Unions keep Verizon and AT&T workers on job without contracts

A month after contracts expired for 39,000 telecom workers at Verizon and more than three weeks after they expired for 28,000 workers at AT&T, the Communication Workers of America (CWA) and the International Brotherhood of Electrical Workers (IBEW) have refused to call a strike. The unions are continuing to order their members to work without a contract, despite the draconian concessions being demanded by both companies.

AT&T and Verizon want cuts to pensions and health care, changes to work rules and the expanded use of contractors and temporary workers. Both companies have destroyed tens of thousands of jobs while pushing for greater productivity.

Workers report that Verizon has begun a practice of victimizing workers. Management personnel and others brought in by the company to work in the event of a strike have followed workers around, photographing and writing them up for the smallest of infractions. The company has been imposing drastic disciplinary measures including dismissal of some workers.

When instructing their members not to strike and to continue working without a contract, the CWA and IBEW claimed that the company was required to follow the provisions of the existing contract. In fact, this is not true: in particular workers lost the right to arbitrate grievances that are denied by the company at the third level. This means the company can arbitrarily discipline workers, up to and including their dismissal without workers having recourse.

The CWA has stated that all such cases will be part of any future settlement and that they have the option of calling a strike to protest disciplined cases. In reality, the union has no intention of calling a strike. This only encourages the company to arbitrarily discipline workers who will be used as hostages in exchange for concessions.

There is, however, one aspect of the union contract that does not change. A 2012 decision by Obama’s National Labor Relations Board orders companies to continue withholding union dues from employees’ paychecks and passing those funds along to unions.

In other words, the income stream of the union officials will continue unabated. This was a deliberate decision of the Obama administration, which wants to ensure that the union bureaucracy is well rewarded for their continuing efforts in curtailing the growing anger of workers over mounting inequality.

More than 2,200 steelworkers at Pittsburgh-based Allegheny Technologies Inc. have been locked out since August 15 and are being replaced with management and non-union employees. The United Steelworkers (USW), which “represents” the workers, had also ordered their members to continue working without a contract after their contract expired June 30. This continued even as the company brought in increased security and began training replacements.

The USW has just signed a “continue to work settlement” with ArcelorMittal and US Steel to block a strike by 30,000 steelworkers. This will allow the steel giants to hire strikebreakers and continue to stockpile inventory in preparation for a long lockout or strike.

The Verizon contracts expired August 1 and cover workers in 13 northeastern states from Virginia to Maine, and also Washington, DC. The workers are members of the Communication Workers of American and International Brotherhood of Electrical Workers. The AT&T contract expired August 6 and covers CWA workers in nine southeastern states of Alabama, Florida, Georgia, Kentucky, Louisiana, Mississippi, North Carolina, South Carolina and Tennessee.

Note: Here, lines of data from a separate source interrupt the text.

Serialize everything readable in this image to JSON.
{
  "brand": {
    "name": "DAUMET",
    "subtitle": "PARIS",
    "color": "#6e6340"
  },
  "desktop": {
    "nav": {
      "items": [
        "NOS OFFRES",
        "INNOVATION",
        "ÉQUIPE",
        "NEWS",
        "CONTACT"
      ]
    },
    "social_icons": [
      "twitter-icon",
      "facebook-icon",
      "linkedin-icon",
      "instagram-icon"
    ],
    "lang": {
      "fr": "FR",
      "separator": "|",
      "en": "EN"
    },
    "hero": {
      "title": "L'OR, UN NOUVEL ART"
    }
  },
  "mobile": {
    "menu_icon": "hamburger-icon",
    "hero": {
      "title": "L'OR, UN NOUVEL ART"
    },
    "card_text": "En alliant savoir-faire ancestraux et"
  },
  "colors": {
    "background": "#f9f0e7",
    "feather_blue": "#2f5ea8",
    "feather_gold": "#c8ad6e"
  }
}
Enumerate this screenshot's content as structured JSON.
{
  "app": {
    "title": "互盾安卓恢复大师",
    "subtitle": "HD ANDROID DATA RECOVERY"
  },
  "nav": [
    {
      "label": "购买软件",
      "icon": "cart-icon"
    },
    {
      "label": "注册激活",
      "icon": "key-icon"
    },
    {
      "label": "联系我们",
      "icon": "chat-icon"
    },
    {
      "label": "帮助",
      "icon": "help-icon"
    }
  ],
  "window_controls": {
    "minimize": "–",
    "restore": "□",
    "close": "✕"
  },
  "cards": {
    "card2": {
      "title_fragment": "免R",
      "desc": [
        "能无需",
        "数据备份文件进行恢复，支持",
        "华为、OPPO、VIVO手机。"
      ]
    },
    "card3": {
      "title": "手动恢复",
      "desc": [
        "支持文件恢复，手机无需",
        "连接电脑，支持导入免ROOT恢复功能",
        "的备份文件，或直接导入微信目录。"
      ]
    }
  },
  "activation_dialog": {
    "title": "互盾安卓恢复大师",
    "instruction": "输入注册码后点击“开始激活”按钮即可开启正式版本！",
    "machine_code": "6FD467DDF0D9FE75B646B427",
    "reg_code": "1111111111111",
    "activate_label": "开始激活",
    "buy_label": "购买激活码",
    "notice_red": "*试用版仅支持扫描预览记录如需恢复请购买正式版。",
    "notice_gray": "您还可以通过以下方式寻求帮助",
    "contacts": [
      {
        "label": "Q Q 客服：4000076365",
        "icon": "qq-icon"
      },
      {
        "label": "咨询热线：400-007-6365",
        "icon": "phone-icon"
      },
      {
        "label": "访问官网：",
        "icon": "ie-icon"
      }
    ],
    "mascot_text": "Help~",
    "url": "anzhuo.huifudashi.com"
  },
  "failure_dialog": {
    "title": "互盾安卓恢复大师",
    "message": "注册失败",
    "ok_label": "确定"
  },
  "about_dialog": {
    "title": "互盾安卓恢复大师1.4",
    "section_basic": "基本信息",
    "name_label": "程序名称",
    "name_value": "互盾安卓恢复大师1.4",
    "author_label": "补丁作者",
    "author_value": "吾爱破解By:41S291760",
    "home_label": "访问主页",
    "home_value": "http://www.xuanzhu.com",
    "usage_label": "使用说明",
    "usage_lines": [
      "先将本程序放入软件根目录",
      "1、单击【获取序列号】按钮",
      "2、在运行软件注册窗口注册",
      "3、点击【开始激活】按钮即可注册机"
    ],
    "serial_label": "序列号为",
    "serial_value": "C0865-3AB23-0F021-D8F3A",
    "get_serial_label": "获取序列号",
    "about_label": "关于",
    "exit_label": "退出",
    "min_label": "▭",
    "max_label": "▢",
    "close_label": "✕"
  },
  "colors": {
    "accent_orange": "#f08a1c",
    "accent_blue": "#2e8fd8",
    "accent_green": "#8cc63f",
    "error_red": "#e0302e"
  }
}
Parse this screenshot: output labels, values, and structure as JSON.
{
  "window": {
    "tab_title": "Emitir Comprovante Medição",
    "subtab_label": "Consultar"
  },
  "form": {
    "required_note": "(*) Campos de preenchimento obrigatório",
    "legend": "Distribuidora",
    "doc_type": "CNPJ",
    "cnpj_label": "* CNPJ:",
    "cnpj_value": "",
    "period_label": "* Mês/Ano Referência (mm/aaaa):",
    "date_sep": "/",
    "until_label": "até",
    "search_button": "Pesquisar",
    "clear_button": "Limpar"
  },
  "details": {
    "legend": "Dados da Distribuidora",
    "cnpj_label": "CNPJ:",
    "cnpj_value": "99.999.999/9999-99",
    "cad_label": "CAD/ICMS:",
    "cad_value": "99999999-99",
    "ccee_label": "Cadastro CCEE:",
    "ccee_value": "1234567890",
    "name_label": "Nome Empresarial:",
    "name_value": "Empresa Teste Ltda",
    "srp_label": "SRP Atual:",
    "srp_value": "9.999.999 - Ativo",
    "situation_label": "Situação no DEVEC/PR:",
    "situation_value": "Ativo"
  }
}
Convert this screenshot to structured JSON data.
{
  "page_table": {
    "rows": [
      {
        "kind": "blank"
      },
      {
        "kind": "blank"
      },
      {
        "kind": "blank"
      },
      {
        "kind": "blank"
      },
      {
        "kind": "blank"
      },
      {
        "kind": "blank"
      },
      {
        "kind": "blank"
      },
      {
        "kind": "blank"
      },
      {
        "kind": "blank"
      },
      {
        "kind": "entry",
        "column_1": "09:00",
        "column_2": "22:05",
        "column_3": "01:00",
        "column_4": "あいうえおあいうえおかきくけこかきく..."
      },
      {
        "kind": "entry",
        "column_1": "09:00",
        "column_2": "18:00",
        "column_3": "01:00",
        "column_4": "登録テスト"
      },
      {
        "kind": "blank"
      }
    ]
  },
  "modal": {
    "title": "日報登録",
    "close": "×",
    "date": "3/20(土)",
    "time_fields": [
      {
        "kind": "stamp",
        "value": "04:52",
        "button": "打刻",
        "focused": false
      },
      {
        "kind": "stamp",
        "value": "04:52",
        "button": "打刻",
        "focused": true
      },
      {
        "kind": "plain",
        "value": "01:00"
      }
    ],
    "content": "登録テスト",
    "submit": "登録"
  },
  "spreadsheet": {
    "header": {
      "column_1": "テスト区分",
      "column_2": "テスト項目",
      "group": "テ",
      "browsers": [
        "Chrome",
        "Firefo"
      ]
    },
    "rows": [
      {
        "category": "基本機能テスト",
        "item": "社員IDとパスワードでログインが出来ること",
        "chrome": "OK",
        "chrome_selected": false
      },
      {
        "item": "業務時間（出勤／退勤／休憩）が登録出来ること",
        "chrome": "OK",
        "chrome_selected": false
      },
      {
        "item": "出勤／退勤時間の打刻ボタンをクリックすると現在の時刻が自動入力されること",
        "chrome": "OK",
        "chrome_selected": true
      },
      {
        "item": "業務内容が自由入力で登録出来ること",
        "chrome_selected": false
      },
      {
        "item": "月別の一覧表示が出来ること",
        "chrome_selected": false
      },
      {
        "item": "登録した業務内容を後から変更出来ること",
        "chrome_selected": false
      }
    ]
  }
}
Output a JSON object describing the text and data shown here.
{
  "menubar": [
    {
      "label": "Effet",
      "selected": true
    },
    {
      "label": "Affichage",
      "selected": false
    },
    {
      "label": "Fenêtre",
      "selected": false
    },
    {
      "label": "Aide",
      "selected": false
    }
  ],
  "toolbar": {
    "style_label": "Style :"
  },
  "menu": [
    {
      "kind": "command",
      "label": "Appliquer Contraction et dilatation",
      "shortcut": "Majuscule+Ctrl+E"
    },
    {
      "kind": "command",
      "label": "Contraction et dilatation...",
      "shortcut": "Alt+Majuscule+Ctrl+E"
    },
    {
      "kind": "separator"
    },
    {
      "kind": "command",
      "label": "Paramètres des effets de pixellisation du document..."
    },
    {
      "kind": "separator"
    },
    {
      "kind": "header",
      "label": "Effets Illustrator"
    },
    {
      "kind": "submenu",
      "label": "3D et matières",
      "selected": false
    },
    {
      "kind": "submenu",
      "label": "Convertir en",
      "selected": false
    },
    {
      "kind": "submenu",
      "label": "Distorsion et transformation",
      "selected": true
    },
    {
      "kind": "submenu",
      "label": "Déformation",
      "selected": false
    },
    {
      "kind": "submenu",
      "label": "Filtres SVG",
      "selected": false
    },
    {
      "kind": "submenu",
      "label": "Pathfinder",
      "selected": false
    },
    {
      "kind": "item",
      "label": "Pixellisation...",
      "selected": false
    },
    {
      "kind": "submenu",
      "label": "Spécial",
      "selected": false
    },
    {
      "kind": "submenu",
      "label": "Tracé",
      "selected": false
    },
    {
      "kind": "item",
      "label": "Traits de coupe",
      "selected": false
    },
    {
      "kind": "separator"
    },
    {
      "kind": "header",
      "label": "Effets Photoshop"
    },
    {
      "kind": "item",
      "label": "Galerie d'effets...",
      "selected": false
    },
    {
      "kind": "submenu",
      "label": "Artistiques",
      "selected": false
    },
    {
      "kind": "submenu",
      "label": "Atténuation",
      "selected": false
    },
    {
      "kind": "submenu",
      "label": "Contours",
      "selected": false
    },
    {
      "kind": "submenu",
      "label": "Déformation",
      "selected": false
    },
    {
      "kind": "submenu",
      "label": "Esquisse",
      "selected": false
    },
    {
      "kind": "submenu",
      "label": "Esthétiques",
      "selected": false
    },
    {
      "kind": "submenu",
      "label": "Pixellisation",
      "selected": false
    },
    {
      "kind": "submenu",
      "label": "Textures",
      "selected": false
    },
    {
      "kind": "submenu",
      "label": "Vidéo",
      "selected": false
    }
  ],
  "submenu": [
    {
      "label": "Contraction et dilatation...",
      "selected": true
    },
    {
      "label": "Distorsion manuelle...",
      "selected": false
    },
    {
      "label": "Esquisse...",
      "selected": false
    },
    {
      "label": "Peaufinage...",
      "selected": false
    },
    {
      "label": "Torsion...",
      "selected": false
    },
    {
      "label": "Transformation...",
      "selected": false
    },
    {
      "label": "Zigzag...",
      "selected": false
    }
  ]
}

The unions have been organizing protests, including “practice” pickets during lunch hour, and have told their members not to volunteer for any overtime. Management has responded by forcing the workers to work overtime and boasts that there is no backlog of service requests or troubles and that business is proceeding normally.

Both the union and the company admit that they are still far apart with no settlement in site. The union websites are only now posting updates about a week apart and state that the company has not budged on a single concession demand. In fact, the negotiations have broken down in all but name, as Verizon sees no reason to move at all.

A Verizon worker reported that he had been told that the union is offering to take over the management of the health care benefits for the company. The union is claiming that they can do a better job at controlling costs. If this turns out to be true and the company goes along with it, the CWA would join a number of other unions, particularly the United Auto Workers, who have taken over health care and other benefits programs.

Firstly, the CWA would be set to make enormous sums on the management fees and for arranging contracts with various health insurers. Second, the CWA will directly profit from imposing cuts and the rationing of health care to its members for the company.

Another aspect driving both the company and the union to cut health care costs is the imposition of the so-called “Cadillac Tax” in 2018. Passed as part of Obama’s Affordable Care Act, the tax is imposed on companies that provide workers with what the government considers too costly benefits. Its purpose is to force companies to cut health care benefits.

In keeping the workers at work and imposing one concessions contract after another, the CWA and IBEW leadership is seeking to prove their usefulness as a second layer of management. Allied with the Obama administration, the unions are also doing everything they can to prevent a unified struggle of telecom workers with hundreds of thousands of autoworkers, steelworkers, teachers and US Postal Service workers whose contracts have already expired or are about to expire.